- **Exercise description**: Repeat the listing that follows, character for character, minus the pictures.

- **Data to use**:

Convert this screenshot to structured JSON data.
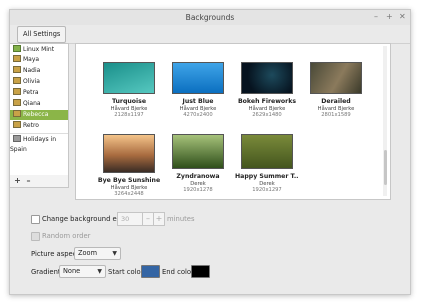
{
  "window": {
    "title": "Backgrounds",
    "controls": [
      "–",
      "+",
      "✕"
    ]
  },
  "toolbar": {
    "all_settings_label": "All Settings"
  },
  "sidebar": {
    "items": [
      {
        "label": "Linux Mint",
        "icon": "folder-mint-icon",
        "selected": false
      },
      {
        "label": "Maya",
        "icon": "folder-icon",
        "selected": false
      },
      {
        "label": "Nadia",
        "icon": "folder-icon",
        "selected": false
      },
      {
        "label": "Olivia",
        "icon": "folder-icon",
        "selected": false
      },
      {
        "label": "Petra",
        "icon": "folder-icon",
        "selected": false
      },
      {
        "label": "Qiana",
        "icon": "folder-icon",
        "selected": false
      },
      {
        "label": "Rebecca",
        "icon": "folder-icon",
        "selected": true
      },
      {
        "label": "Retro",
        "icon": "folder-icon",
        "selected": false
      },
      {
        "label": "Holidays in Spain",
        "icon": "picture-folder-icon",
        "selected": false
      }
    ],
    "add_label": "+",
    "remove_label": "–"
  },
  "wallpapers": [
    {
      "name": "Turquoise",
      "author": "Håvard Bjerke",
      "dims": "2128x1197",
      "colors": [
        "#1a8f8a",
        "#56c8c0"
      ]
    },
    {
      "name": "Just Blue",
      "author": "Håvard Bjerke",
      "dims": "4270x2400",
      "colors": [
        "#0b6fc0",
        "#3fa4e8"
      ]
    },
    {
      "name": "Bokeh Fireworks",
      "author": "Håvard Bjerke",
      "dims": "2629x1480",
      "colors": [
        "#06131f",
        "#1d4a5c"
      ]
    },
    {
      "name": "Derailed",
      "author": "Håvard Bjerke",
      "dims": "2801x1589",
      "colors": [
        "#4a4a38",
        "#8b7a5c"
      ]
    },
    {
      "name": "Bye Bye Sunshine",
      "author": "Håvard Bjerke",
      "dims": "3264x2448",
      "colors": [
        "#f4c48a",
        "#3a2c25"
      ]
    },
    {
      "name": "Zyndranowa",
      "author": "Derek",
      "dims": "1920x1278",
      "colors": [
        "#2f4f1a",
        "#a6c27a"
      ]
    },
    {
      "name": "Happy Summer T...",
      "author": "Derek",
      "dims": "1920x1297",
      "colors": [
        "#7a8a3a",
        "#44561e"
      ]
    }
  ],
  "options": {
    "change_bg_label": "Change background every",
    "interval_value": "30",
    "minus_label": "–",
    "plus_label": "+",
    "minutes_label": "minutes",
    "random_order_label": "Random order",
    "picture_aspect_label": "Picture aspect",
    "picture_aspect_value": "Zoom",
    "gradient_label": "Gradient",
    "gradient_value": "None",
    "start_color_label": "Start color",
    "start_color": "#3465a4",
    "end_color_label": "End color",
    "end_color": "#000000"
  }
}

- **Completed exercise**:
Convert this screenshot to structured JSON data.
{
  "window": {
    "title": "Backgrounds",
    "controls": [
      "–",
      "+",
      "✕"
    ]
  },
  "toolbar": {
    "all_settings_label": "All Settings"
  },
  "sidebar": {
    "items": [
      {
        "label": "Linux Mint",
        "icon": "folder-mint-icon",
        "selected": false
      },
      {
        "label": "Maya",
        "icon": "folder-icon",
        "selected": false
      },
      {
        "label": "Nadia",
        "icon": "folder-icon",
        "selected": false
      },
      {
        "label": "Olivia",
        "icon": "folder-icon",
        "selected": false
      },
      {
        "label": "Petra",
        "icon": "folder-icon",
        "selected": false
      },
      {
        "label": "Qiana",
        "icon": "folder-icon",
        "selected": false
      },
      {
        "label": "Rebecca",
        "icon": "folder-icon",
        "selected": true
      },
      {
        "label": "Retro",
        "icon": "folder-icon",
        "selected": false
      },
      {
        "label": "Holidays in Spain",
        "icon": "picture-folder-icon",
        "selected": false
      }
    ],
    "add_label": "+",
    "remove_label": "–"
  },
  "wallpapers": [
    {
      "name": "Turquoise",
      "author": "Håvard Bjerke",
      "dims": "2128x1197",
      "colors": [
        "#1a8f8a",
        "#56c8c0"
      ]
    },
    {
      "name": "Just Blue",
      "author": "Håvard Bjerke",
      "dims": "4270x2400",
      "colors": [
        "#0b6fc0",
        "#3fa4e8"
      ]
    },
    {
      "name": "Bokeh Fireworks",
      "author": "Håvard Bjerke",
      "dims": "2629x1480",
      "colors": [
        "#06131f",
        "#1d4a5c"
      ]
    },
    {
      "name": "Derailed",
      "author": "Håvard Bjerke",
      "dims": "2801x1589",
      "colors": [
        "#4a4a38",
        "#8b7a5c"
      ]
    },
    {
      "name": "Bye Bye Sunshine",
      "author": "Håvard Bjerke",
      "dims": "3264x2448",
      "colors": [
        "#f4c48a",
        "#3a2c25"
      ]
    },
    {
      "name": "Zyndranowa",
      "author": "Derek",
      "dims": "1920x1278",
      "colors": [
        "#2f4f1a",
        "#a6c27a"
      ]
    },
    {
      "name": "Happy Summer T...",
      "author": "Derek",
      "dims": "1920x1297",
      "colors": [
        "#7a8a3a",
        "#44561e"
      ]
    }
  ],
  "options": {
    "change_bg_label": "Change background every",
    "interval_value": "30",
    "minus_label": "–",
    "plus_label": "+",
    "minutes_label": "minutes",
    "random_order_label": "Random order",
    "picture_aspect_label": "Picture aspect",
    "picture_aspect_value": "Zoom",
    "gradient_label": "Gradient",
    "gradient_value": "None",
    "start_color_label": "Start color",
    "start_color": "#3465a4",
    "end_color_label": "End color",
    "end_color": "#000000"
  }
}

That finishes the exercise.